  • brainstorm and sketch three ideas for your next project: a plush nightlight! Make a separate post with your sketches and ideas in the “Works in Progress/Proposals” category. Your plush nightlight should:
    • have a story (who is it for? why does it light up like it does?)
    • be made from fabric
    • diffuse LED light in an interesting way (no more than 8-10 LEDs)
    • use of Arduino is completely optional, and if used board will most likely be located outside of toy

Arduino Class & Week 2 Homework

Huge congratulations on your first toe dipped in the ocean of Arduino. Here’s a link to the Arduino Class we’re following, which you’ll need an Instructables account to access. For homework, please:

  • Complete and take short videos of the following Arduino exercises:
  • Upload your short videos (separately or together) to instagram, twitter, vimeo, or youtube, and embed them/it in a blog post here on the class blog, due Wednesday 9/20 8pm (use the Arduino Homework Exercises category). Do not upload your videos directly to the blog media library.
  • Publish your Teardowns, also due Wednesday 9/20 8pm.

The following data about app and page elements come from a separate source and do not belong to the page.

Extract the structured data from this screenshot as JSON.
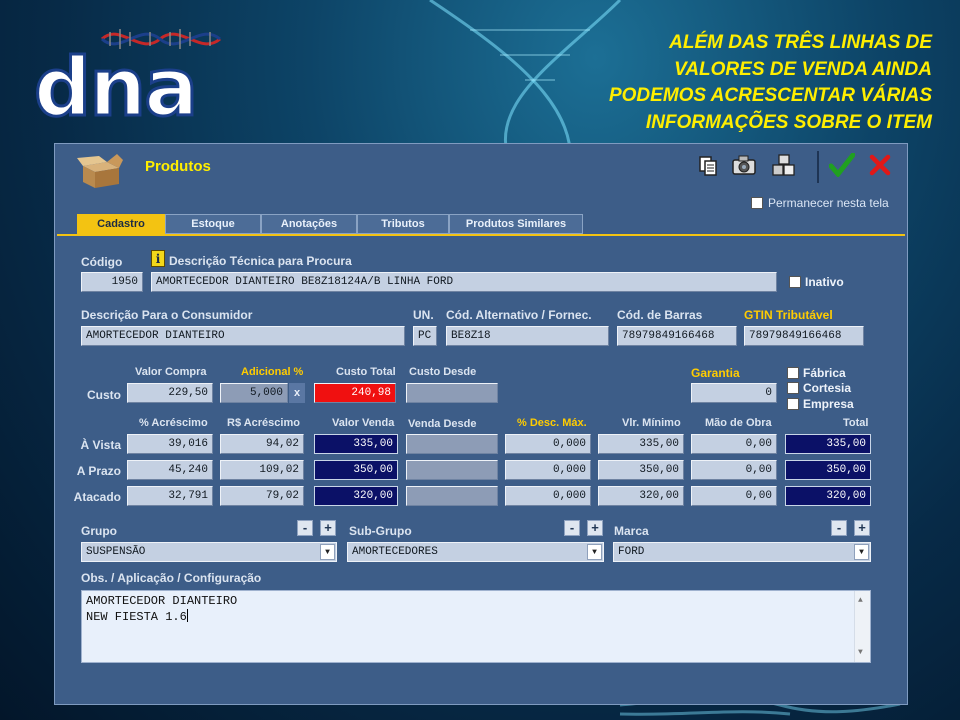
{
  "brand": {
    "logo_text": "dna"
  },
  "headline": [
    "ALÉM DAS TRÊS LINHAS DE",
    "VALORES DE VENDA AINDA",
    "PODEMOS ACRESCENTAR VÁRIAS",
    "INFORMAÇÕES SOBRE O ITEM"
  ],
  "window": {
    "title": "Produtos",
    "toolbar": {
      "icons": [
        "copy-icon",
        "camera-icon",
        "boxes-icon",
        "confirm-check-icon",
        "cancel-x-icon"
      ],
      "confirm_color": "#20a020",
      "cancel_color": "#e01818"
    },
    "keep_on_screen": "Permanecer nesta tela",
    "tabs": [
      "Cadastro",
      "Estoque",
      "Anotações",
      "Tributos",
      "Produtos Similares"
    ],
    "active_tab": "Cadastro"
  },
  "form": {
    "codigo_label": "Código",
    "codigo": "1950",
    "desc_tecnica_label": "Descrição Técnica para Procura",
    "desc_tecnica": "AMORTECEDOR DIANTEIRO BE8Z18124A/B LINHA FORD",
    "inativo_label": "Inativo",
    "desc_consumidor_label": "Descrição Para o Consumidor",
    "desc_consumidor": "AMORTECEDOR DIANTEIRO",
    "un_label": "UN.",
    "un": "PC",
    "cod_alt_label": "Cód. Alternativo / Fornec.",
    "cod_alt": "BE8Z18",
    "cod_barras_label": "Cód. de Barras",
    "cod_barras": "78979849166468",
    "gtin_label": "GTIN Tributável",
    "gtin": "78979849166468",
    "cost": {
      "row_label": "Custo",
      "valor_compra_label": "Valor Compra",
      "valor_compra": "229,50",
      "adicional_label": "Adicional %",
      "adicional": "5,000",
      "x_label": "x",
      "custo_total_label": "Custo Total",
      "custo_total": "240,98",
      "custo_desde_label": "Custo Desde",
      "custo_desde": ""
    },
    "garantia_label": "Garantia",
    "garantia": "0",
    "garantia_options": [
      "Fábrica",
      "Cortesia",
      "Empresa"
    ],
    "price_columns": [
      "% Acréscimo",
      "R$ Acréscimo",
      "Valor Venda",
      "Venda Desde",
      "% Desc. Máx.",
      "Vlr. Mínimo",
      "Mão de Obra",
      "Total"
    ],
    "price_rows": [
      {
        "label": "À Vista",
        "acrescimo_pct": "39,016",
        "acrescimo_rs": "94,02",
        "valor_venda": "335,00",
        "venda_desde": "",
        "desc_max": "0,000",
        "vlr_minimo": "335,00",
        "mao_obra": "0,00",
        "total": "335,00"
      },
      {
        "label": "A Prazo",
        "acrescimo_pct": "45,240",
        "acrescimo_rs": "109,02",
        "valor_venda": "350,00",
        "venda_desde": "",
        "desc_max": "0,000",
        "vlr_minimo": "350,00",
        "mao_obra": "0,00",
        "total": "350,00"
      },
      {
        "label": "Atacado",
        "acrescimo_pct": "32,791",
        "acrescimo_rs": "79,02",
        "valor_venda": "320,00",
        "venda_desde": "",
        "desc_max": "0,000",
        "vlr_minimo": "320,00",
        "mao_obra": "0,00",
        "total": "320,00"
      }
    ],
    "grupo_label": "Grupo",
    "grupo": "SUSPENSÃO",
    "subgrupo_label": "Sub-Grupo",
    "subgrupo": "AMORTECEDORES",
    "marca_label": "Marca",
    "marca": "FORD",
    "minus": "-",
    "plus": "+",
    "obs_label": "Obs. / Aplicação / Configuração",
    "obs_lines": [
      "AMORTECEDOR DIANTEIRO",
      "NEW FIESTA 1.6"
    ]
  }
}
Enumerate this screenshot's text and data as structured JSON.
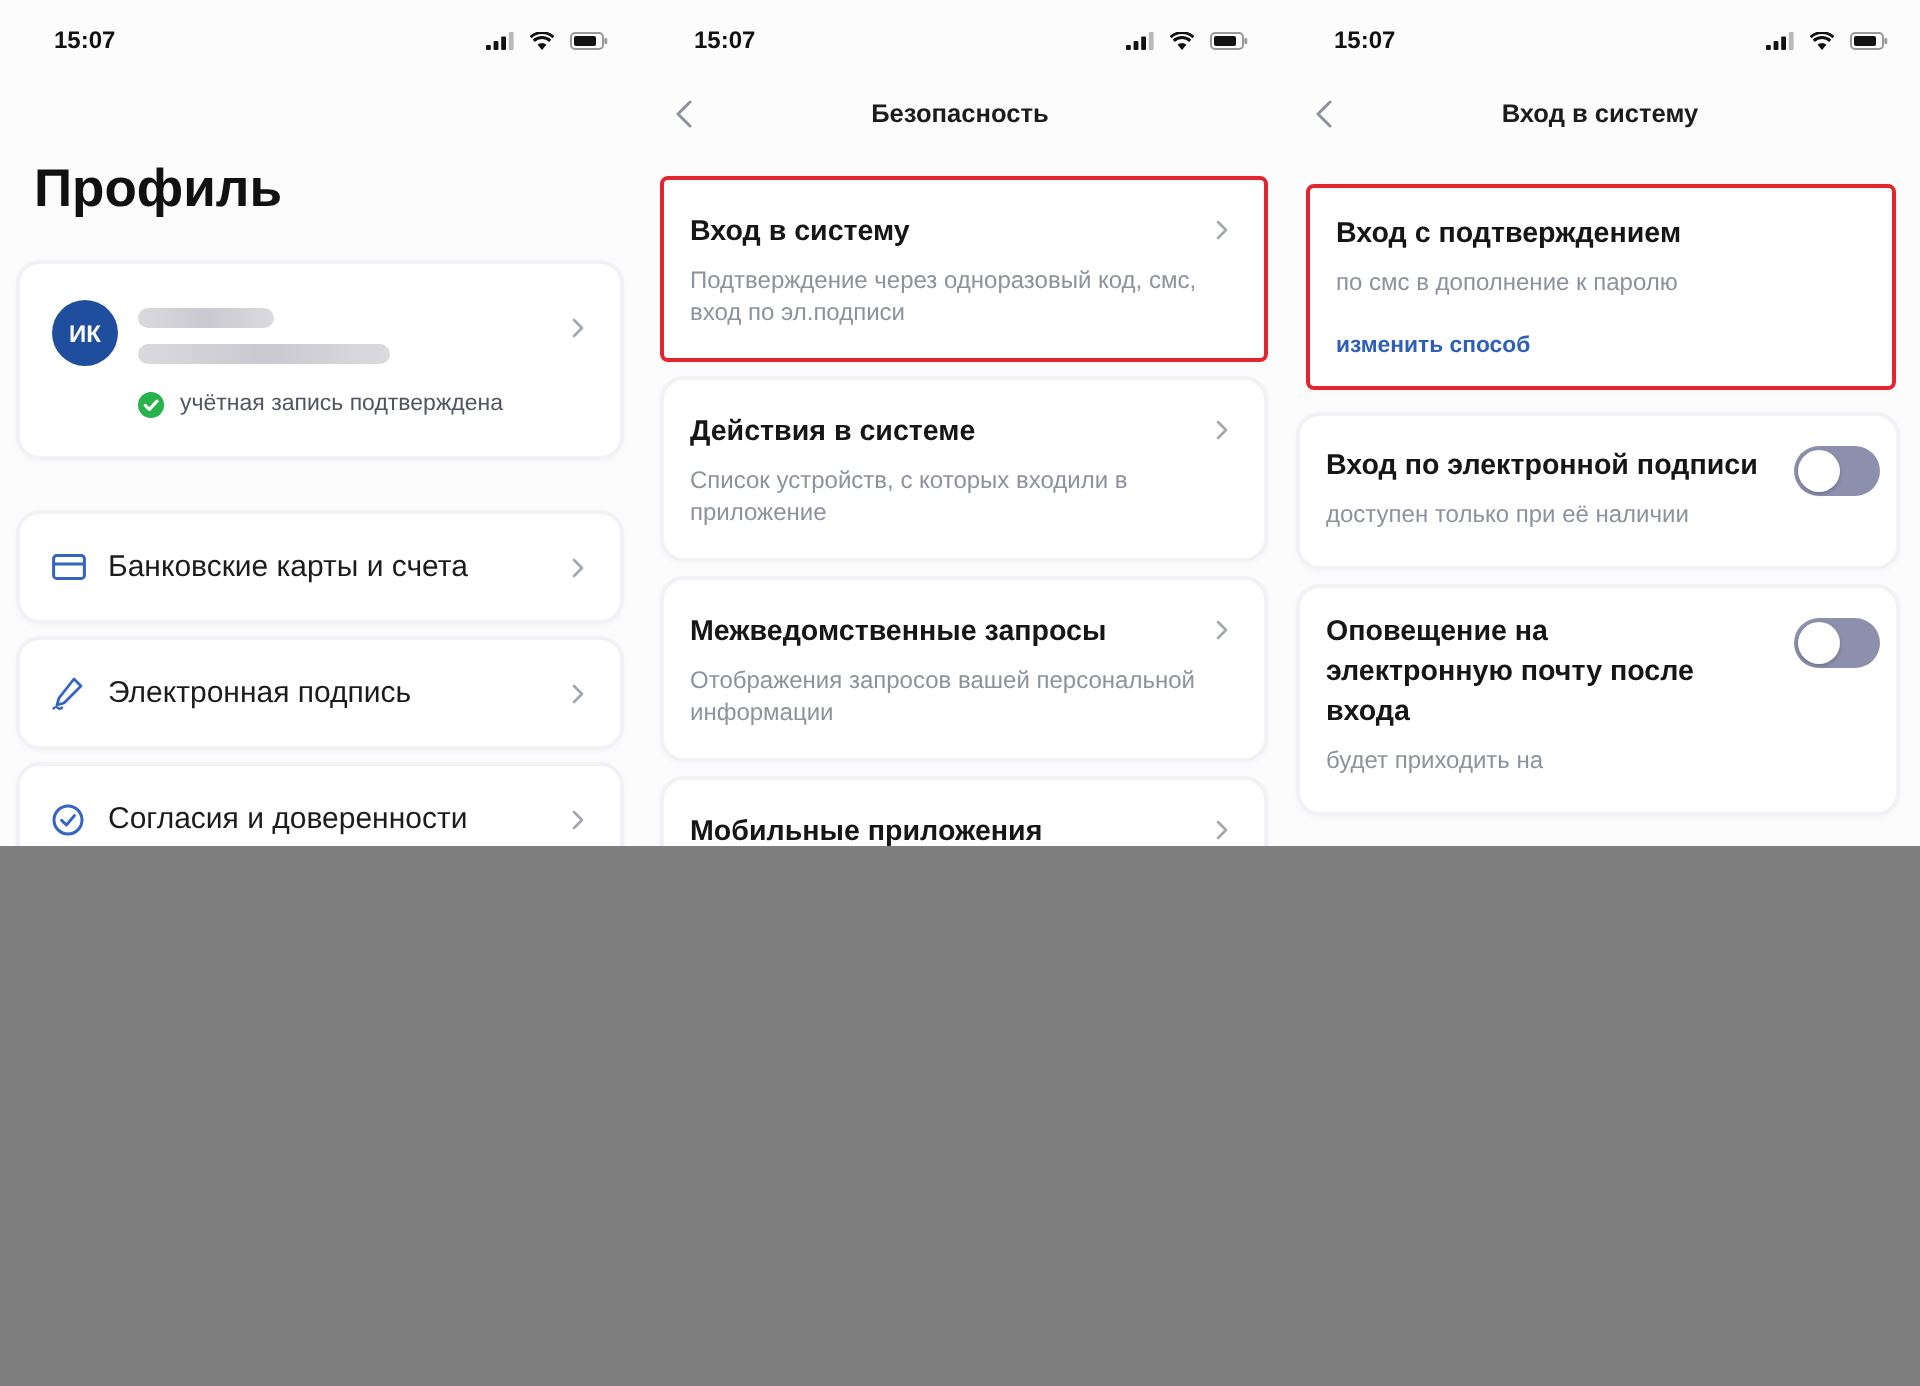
{
  "screens": [
    {
      "kind": "profile",
      "status_bar": {
        "time": "15:07"
      },
      "title": "Профиль",
      "profile_card": {
        "initials": "ИК",
        "name_hidden": true,
        "verified": true,
        "status": "учётная запись подтверждена"
      },
      "menu": [
        {
          "label": "Банковские карты и счета"
        },
        {
          "label": "Электронная подпись"
        },
        {
          "label": "Согласия и доверенности"
        }
      ]
    },
    {
      "kind": "list",
      "status_bar": {
        "time": "15:07"
      },
      "back": true,
      "title": "Безопасность",
      "items": [
        {
          "title": "Вход в систему",
          "description": "Подтверждение через одноразовый код, смс, вход по эл.подписи",
          "highlighted": true
        },
        {
          "title": "Действия в системе",
          "description": "Список устройств, с которых входили в приложение",
          "highlighted": false
        },
        {
          "title": "Межведомственные запросы",
          "description": "Отображения запросов вашей персональной информации",
          "highlighted": false
        },
        {
          "title": "Мобильные приложения",
          "highlighted": false
        }
      ]
    },
    {
      "kind": "settings",
      "status_bar": {
        "time": "15:07"
      },
      "back": true,
      "title": "Вход в систему",
      "method_card": {
        "title": "Вход с подтверждением",
        "description": "по смс в дополнение к паролю",
        "link": "изменить способ",
        "highlighted": true
      },
      "options": [
        {
          "title": "Вход по электронной подписи",
          "description": "доступен только при её наличии",
          "on": false
        },
        {
          "title": "Оповещение на электронную почту после входа",
          "description": "будет приходить на",
          "on": false
        }
      ]
    }
  ]
}
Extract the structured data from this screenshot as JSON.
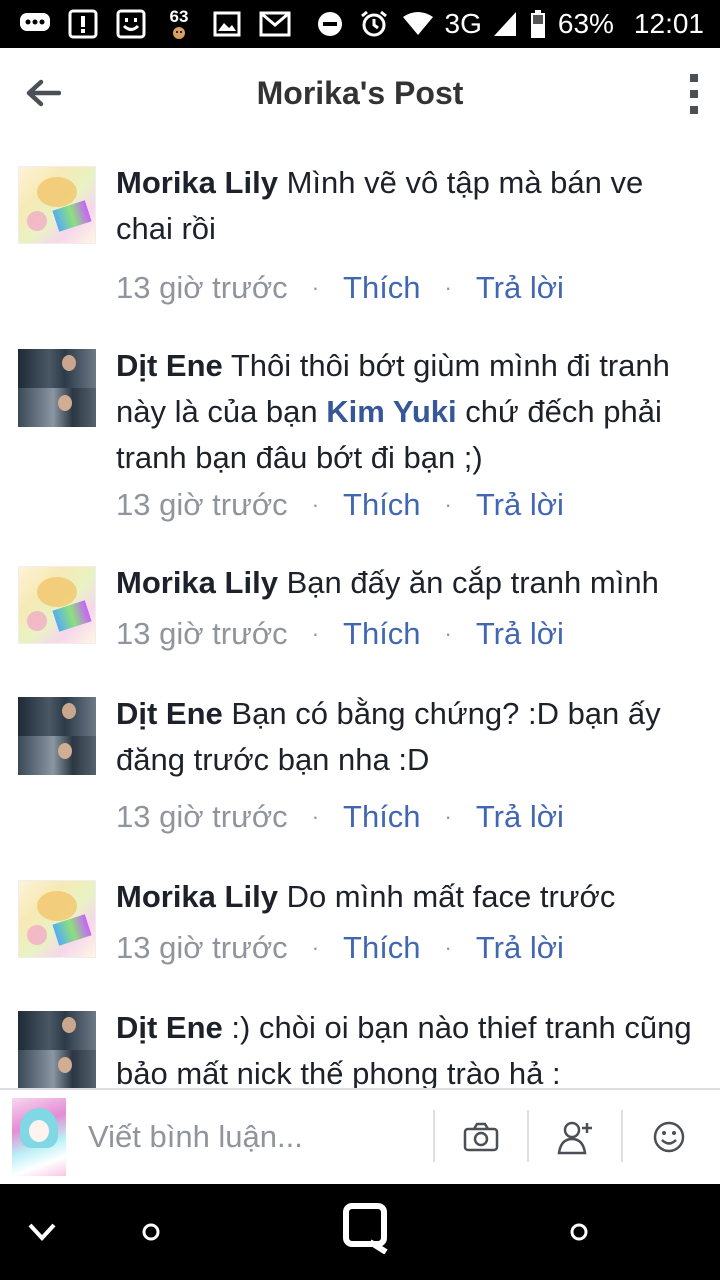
{
  "status_bar": {
    "notification_badge": "63",
    "network": "3G",
    "battery": "63%",
    "time": "12:01"
  },
  "header": {
    "title": "Morika's Post"
  },
  "actions": {
    "like": "Thích",
    "reply": "Trả lời",
    "separator": "·"
  },
  "comments": [
    {
      "author": "Morika Lily",
      "text": "Mình vẽ vô tập mà bán ve chai rồi",
      "time": "13 giờ trước"
    },
    {
      "author": "Dịt Ene",
      "text_before": "Thôi thôi bớt giùm mình đi tranh này là của bạn",
      "mention": "Kim Yuki",
      "text_after": "chứ đếch phải tranh bạn đâu bớt đi bạn ;)",
      "time": "13 giờ trước"
    },
    {
      "author": "Morika Lily",
      "text": "Bạn đấy ăn cắp tranh mình",
      "time": "13 giờ trước"
    },
    {
      "author": "Dịt Ene",
      "text": "Bạn có bằng chứng?  :D bạn ấy đăng trước bạn nha :D",
      "time": "13 giờ trước"
    },
    {
      "author": "Morika Lily",
      "text": "Do mình mất face trước",
      "time": "13 giờ trước"
    },
    {
      "author": "Dịt Ene",
      "text": ":) chòi oi bạn nào thief tranh cũng bảo mất nick thế phong trào hả :"
    }
  ],
  "composer": {
    "placeholder": "Viết bình luận..."
  },
  "icons": {
    "status_bar": [
      "chat-bubble-icon",
      "alert-icon",
      "smiley-icon",
      "facebook-badge-icon",
      "image-icon",
      "gmail-icon",
      "do-not-disturb-icon",
      "alarm-icon",
      "wifi-icon",
      "signal-icon",
      "battery-icon"
    ],
    "header": [
      "back-arrow-icon",
      "more-vertical-icon"
    ],
    "composer": [
      "camera-icon",
      "tag-person-icon",
      "emoji-icon"
    ],
    "nav": [
      "chevron-down-icon",
      "circle-icon",
      "app-switch-icon",
      "circle-icon"
    ]
  }
}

Continue reading “Arduino Class & Week 2 Homework”

Project 1: Teardown

Your first assignment is to take apart an electronics object and document it. Some ideas of things and places to find them:

  • talking kids’ toys at the dollar store or Target
  • an old CD player you have around
  • your old cell phone or digital camera
  • pick up something good at the Gowanus e-waste warehouse

Battery powered devices are best, as are ones that play sound, light up, and have buttons. Item’s that aren’t quite complicated enough for this project:

  • hair dryer
  • headphones
  • most kitchen appliances like toasters

Select something that’s easy to get NOW, do not order anything online for this project. Do not select something that is dangerous to take apart, like a CRT monitor/TV.

You will be evaluated based on the following guidelines:

  • Take lots of well-lit photos during the disassembly process
  • Consider taking video as well (optional but encouraged, consider timelapse)
  • Photograph all the parts spread out on a table in some kind of order (consider knolling your parts)
  • Identify the materials used for each component
  • Identify the manufacturing techniques/equipment used to make it
  • Look up part numbers on chips and find out what they do (searching the part number + “datasheet” helps)
  • Make a list of the tools and techniques you used to take it apart
  • Select two design elements that interest you and describe why you think the designer made it that way

Your assignment will be turned in as a blog post here (in the Teardown category) titled something like “Speak and Spell Teardown” where “Speak and Spell” is substituted for the name of your object. Your post is due by 8pm Wednesday 9/20.

For inspiration:

Screen Shot 2014-09-04 at 1.11.41 PM

Here’s my first teardown from 2006, much simpler than the one’s you’ll turn in but hopefully encouraging anyway!